ASSIGNMENT
Write the records below out again. Match them exactly.

Stored data:
-.-.-
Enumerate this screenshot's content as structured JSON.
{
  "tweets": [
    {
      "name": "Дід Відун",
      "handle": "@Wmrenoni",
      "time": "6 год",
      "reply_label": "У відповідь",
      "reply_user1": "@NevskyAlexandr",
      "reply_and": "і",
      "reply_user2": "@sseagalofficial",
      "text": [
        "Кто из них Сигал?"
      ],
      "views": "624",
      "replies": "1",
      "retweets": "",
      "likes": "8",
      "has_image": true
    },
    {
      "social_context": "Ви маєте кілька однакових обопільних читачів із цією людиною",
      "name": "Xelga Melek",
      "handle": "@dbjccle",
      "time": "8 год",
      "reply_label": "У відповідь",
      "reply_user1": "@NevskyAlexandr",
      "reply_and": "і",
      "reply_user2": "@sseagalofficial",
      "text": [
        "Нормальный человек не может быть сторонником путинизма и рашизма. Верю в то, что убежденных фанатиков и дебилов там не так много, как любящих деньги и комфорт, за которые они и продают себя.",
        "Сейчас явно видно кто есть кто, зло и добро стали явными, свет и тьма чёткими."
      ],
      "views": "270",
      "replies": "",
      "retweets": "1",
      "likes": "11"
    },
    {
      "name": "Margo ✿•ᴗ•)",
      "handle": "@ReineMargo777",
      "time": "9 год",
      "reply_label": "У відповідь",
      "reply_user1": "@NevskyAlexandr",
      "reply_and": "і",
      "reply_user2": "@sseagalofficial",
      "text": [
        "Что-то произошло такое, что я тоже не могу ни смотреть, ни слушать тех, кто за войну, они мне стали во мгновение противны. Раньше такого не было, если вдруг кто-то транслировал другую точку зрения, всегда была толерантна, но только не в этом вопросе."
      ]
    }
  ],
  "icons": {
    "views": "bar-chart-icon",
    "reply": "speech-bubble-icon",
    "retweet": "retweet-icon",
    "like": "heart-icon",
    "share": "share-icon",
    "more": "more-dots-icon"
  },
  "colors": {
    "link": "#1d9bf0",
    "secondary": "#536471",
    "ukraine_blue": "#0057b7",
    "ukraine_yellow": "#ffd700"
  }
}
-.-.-
RESPONSE AREA
Enumerate this screenshot's content as structured JSON.
{
  "tweets": [
    {
      "name": "Дід Відун",
      "handle": "@Wmrenoni",
      "time": "6 год",
      "reply_label": "У відповідь",
      "reply_user1": "@NevskyAlexandr",
      "reply_and": "і",
      "reply_user2": "@sseagalofficial",
      "text": [
        "Кто из них Сигал?"
      ],
      "views": "624",
      "replies": "1",
      "retweets": "",
      "likes": "8",
      "has_image": true
    },
    {
      "social_context": "Ви маєте кілька однакових обопільних читачів із цією людиною",
      "name": "Xelga Melek",
      "handle": "@dbjccle",
      "time": "8 год",
      "reply_label": "У відповідь",
      "reply_user1": "@NevskyAlexandr",
      "reply_and": "і",
      "reply_user2": "@sseagalofficial",
      "text": [
        "Нормальный человек не может быть сторонником путинизма и рашизма. Верю в то, что убежденных фанатиков и дебилов там не так много, как любящих деньги и комфорт, за которые они и продают себя.",
        "Сейчас явно видно кто есть кто, зло и добро стали явными, свет и тьма чёткими."
      ],
      "views": "270",
      "replies": "",
      "retweets": "1",
      "likes": "11"
    },
    {
      "name": "Margo ✿•ᴗ•)",
      "handle": "@ReineMargo777",
      "time": "9 год",
      "reply_label": "У відповідь",
      "reply_user1": "@NevskyAlexandr",
      "reply_and": "і",
      "reply_user2": "@sseagalofficial",
      "text": [
        "Что-то произошло такое, что я тоже не могу ни смотреть, ни слушать тех, кто за войну, они мне стали во мгновение противны. Раньше такого не было, если вдруг кто-то транслировал другую точку зрения, всегда была толерантна, но только не в этом вопросе."
      ]
    }
  ],
  "icons": {
    "views": "bar-chart-icon",
    "reply": "speech-bubble-icon",
    "retweet": "retweet-icon",
    "like": "heart-icon",
    "share": "share-icon",
    "more": "more-dots-icon"
  },
  "colors": {
    "link": "#1d9bf0",
    "secondary": "#536471",
    "ukraine_blue": "#0057b7",
    "ukraine_yellow": "#ffd700"
  }
}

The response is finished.